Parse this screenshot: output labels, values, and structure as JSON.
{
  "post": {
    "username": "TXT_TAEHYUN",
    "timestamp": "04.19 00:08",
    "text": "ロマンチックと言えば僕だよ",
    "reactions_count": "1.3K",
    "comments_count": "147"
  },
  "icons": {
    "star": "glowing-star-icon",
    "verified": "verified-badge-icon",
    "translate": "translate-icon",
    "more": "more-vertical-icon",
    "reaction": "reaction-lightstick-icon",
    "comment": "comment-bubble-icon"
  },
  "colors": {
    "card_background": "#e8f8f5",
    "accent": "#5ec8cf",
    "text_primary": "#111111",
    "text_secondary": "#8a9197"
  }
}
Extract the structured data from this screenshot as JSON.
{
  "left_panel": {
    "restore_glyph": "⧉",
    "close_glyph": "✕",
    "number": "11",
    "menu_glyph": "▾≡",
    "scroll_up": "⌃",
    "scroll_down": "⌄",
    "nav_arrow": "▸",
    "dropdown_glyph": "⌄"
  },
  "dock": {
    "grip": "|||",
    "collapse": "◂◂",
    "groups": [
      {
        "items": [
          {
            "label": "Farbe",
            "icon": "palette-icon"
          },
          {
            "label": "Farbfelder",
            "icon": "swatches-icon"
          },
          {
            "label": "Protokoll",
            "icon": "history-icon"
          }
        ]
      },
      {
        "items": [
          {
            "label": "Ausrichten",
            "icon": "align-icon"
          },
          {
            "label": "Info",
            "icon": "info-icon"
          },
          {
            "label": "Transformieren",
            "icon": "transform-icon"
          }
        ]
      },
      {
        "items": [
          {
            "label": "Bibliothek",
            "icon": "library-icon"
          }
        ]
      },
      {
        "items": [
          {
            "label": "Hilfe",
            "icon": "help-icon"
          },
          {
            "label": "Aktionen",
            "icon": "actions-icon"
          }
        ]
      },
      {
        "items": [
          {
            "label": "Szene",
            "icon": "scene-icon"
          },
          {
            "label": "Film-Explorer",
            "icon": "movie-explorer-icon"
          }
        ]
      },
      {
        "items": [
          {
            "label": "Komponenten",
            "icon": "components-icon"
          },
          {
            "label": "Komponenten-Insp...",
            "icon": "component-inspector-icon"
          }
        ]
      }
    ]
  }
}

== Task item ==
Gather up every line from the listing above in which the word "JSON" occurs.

== Answer ==
Parse this screenshot: output labels, values, and structure as JSON.
Extract the structured data from this screenshot as JSON.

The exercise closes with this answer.